Addison led Pitt to the program's first ACC championship in 2021. Everything is built around his prodigious talents. As long as he doesn't regress mightily, Addison will make millions in the NFL. 

Cons: Returning to Pitt doesn't come without complications. The Panthers' offense will look much different than the record-breaking unit in 2021. Quarterback Kenny Pickett is off to the NFL. Offensive coordinator Mark Whipple and receivers coach Brennan Marion also leveraged the success into blue-blood gigs. 

The new staff has some interesting potential heading forward. Still, there's no guarantee that all the new faces will be able to maximize Addison's potential quite like the previous staff. Pickett hit a Heisman level during his fifth-year senior season; Slovis could bust. 

The Panthers play West Virginia and Tennessee in the nonconference slate, but there are few showcase opportunities for Pitt. Louisville's Kei'Trel Clark is the only all-conference cornerback on the schedule. It's hard to see Addison improving his stock. 


Pros: If Addison likes numbers, Lincoln Riley's offense is the place to be. From 2015 to 2019, his Sooners produced a 1,000-yard receiver every year. CeeDee Lamb was a consensus All-American, while Dede Westbrook won the Bilentikoff Award in 2016. 

Now, Addison has a shot to be the co-face of a new era -- along with quarterback Caleb Williams -- at USC. While Pickett was an outstanding player for Pitt, Williams' upside is being the best quarterback in the nation. 

As opposed to the relative anonymity of Pitt, all eyes will be on Addison at USC. The spring game was broadcast on ESPN with a live crew. He can appear on any sports show in Los Angeles and build his brand. The hype for Addison's debut would be off the charts. 

Cons: While Riley is one of the most respected offensive coaches in the game, he is embarking on a new adventure in the Pac-12. The Sooners steadily declined over Riley's tenure, finishing off with a disappointing 10-2 campaign in 2021 behind wildly inconsistent offensive performance. 

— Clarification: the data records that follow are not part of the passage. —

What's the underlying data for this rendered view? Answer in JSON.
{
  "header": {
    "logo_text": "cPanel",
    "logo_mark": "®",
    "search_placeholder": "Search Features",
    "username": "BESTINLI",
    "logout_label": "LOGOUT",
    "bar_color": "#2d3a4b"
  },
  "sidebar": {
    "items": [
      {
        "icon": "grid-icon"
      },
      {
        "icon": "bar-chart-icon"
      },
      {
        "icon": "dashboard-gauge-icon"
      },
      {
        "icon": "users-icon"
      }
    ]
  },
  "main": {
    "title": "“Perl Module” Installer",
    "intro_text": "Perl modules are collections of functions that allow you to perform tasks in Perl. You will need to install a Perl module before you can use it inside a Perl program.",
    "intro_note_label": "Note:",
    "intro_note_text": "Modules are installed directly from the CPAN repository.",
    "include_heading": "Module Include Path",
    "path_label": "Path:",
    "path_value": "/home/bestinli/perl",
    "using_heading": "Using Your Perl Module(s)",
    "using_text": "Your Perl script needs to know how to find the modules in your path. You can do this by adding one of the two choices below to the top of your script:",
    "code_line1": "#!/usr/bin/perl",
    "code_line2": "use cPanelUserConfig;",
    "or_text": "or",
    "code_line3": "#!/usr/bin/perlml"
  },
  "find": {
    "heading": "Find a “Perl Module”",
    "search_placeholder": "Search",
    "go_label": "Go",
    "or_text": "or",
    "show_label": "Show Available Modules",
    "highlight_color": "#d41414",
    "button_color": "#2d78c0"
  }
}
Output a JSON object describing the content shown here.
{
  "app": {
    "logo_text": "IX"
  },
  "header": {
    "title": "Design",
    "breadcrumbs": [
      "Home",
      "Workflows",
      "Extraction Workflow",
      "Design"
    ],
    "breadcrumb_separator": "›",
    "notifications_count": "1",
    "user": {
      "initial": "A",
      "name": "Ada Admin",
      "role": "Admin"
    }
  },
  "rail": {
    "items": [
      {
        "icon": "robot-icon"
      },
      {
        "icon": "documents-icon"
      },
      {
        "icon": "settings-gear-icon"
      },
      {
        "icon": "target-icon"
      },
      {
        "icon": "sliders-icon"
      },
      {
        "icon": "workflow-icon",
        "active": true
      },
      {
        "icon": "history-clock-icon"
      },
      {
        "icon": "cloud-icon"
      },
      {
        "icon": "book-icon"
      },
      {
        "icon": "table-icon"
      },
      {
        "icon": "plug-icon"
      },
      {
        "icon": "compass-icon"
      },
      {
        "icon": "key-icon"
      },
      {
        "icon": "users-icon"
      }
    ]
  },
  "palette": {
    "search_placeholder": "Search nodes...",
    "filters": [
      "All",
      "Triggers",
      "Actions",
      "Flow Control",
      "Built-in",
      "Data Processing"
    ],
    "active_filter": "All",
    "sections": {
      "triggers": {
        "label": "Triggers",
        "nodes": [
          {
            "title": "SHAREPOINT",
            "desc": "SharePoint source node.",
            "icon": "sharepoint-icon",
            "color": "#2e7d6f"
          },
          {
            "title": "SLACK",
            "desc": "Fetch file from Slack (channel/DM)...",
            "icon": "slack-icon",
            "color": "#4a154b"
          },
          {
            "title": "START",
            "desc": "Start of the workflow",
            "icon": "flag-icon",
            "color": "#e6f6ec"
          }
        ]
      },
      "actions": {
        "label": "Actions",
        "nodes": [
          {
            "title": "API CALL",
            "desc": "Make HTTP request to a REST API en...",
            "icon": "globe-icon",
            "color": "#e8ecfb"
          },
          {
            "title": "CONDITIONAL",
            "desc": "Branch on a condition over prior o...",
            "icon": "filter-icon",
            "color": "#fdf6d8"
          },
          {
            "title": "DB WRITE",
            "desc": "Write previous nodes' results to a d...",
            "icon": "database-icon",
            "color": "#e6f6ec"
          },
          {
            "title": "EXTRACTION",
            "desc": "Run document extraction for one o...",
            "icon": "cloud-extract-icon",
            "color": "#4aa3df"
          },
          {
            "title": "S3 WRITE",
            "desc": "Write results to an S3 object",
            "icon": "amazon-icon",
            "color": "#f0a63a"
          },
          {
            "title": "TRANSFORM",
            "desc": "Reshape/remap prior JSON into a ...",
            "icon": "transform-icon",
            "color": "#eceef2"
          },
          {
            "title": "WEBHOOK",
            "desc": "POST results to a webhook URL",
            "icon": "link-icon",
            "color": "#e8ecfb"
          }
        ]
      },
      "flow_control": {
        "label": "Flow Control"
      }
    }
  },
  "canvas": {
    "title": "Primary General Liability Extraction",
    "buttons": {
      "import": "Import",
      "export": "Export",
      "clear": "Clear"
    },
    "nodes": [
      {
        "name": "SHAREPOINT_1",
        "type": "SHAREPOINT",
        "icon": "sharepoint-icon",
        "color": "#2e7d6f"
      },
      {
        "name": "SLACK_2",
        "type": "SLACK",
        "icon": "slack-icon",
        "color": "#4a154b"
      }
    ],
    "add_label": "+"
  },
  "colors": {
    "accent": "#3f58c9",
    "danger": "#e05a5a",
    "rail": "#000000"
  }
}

Despite recruiting elite receiver talent, Riley's Sooners ranked just No. 33 in passing offense during a frustrating season. Marvin Mims was the only receiver to go over 700 yards receiving. After sending CeeDee Lamb to the Cowboys in the first round of the 2020 draft, Riley's only other drafted receiver was Michael Woods in the sixth round in 2022. 

While the expectations would be a blessing, it comes with a curse too. Anything short of 1,500 yards and 10 touchdowns would be seen as underachieving. From a team perspective, falling out of the playoff race would be underwhelming. The expectations are so high that they might be unreachable. Playing at USC will be much more of a boom-or-bust proposition than running it back at Pitt. 

Dark horse options

Texas: The Longhorns have been active in the transfer portal, nabbing receivers Isaiah Neyor (Wyoming) and Agiye Hall (Alabama) to pair with freshman phenom Xavier Worthy. However, Addison would be a crown jewel for Steve Sarkisian's receiver room to pair with star quarterback Quinn Ewers. Of course, the Longhorns are also fresh off a 5-7 season. A move to Austin, Texas, comes with risk. 

Tennessee: The Vols have been one of the most notorious players in NIL so far, and Addison should quickly become a target of their money cannon. Hendon Hooker played exceptionally well to close the 2021 season and there are snaps available and 1,000-yard receiver Cedric Tillman is back, so adding Addison would make a dangerous combo. The one downside is offensive structure; Josh Heupel's spread offense isn't known for preparing players for NFL routes.  

Alabama: Nick Saban's offense is the most prolific producer of NFL talent in the country. Addison could guarantee that he will be physically developed at a freakish level in Alabama and can virtually lock down becoming a first-round pick by committing. However, Alabama added two of the best transfer receivers in the country this offseason. The Tide might decide they don't have space. 

Nebraska: The Cornhuskers' offense is in desperate need of speed and Addison is the best value on the market. Nebraska added two transfer receivers, but Scott Frost's program desperately needs talent to replace Samori Toure and become more dynamic. Nebraska also outbid Texas for a transfer in the last few days.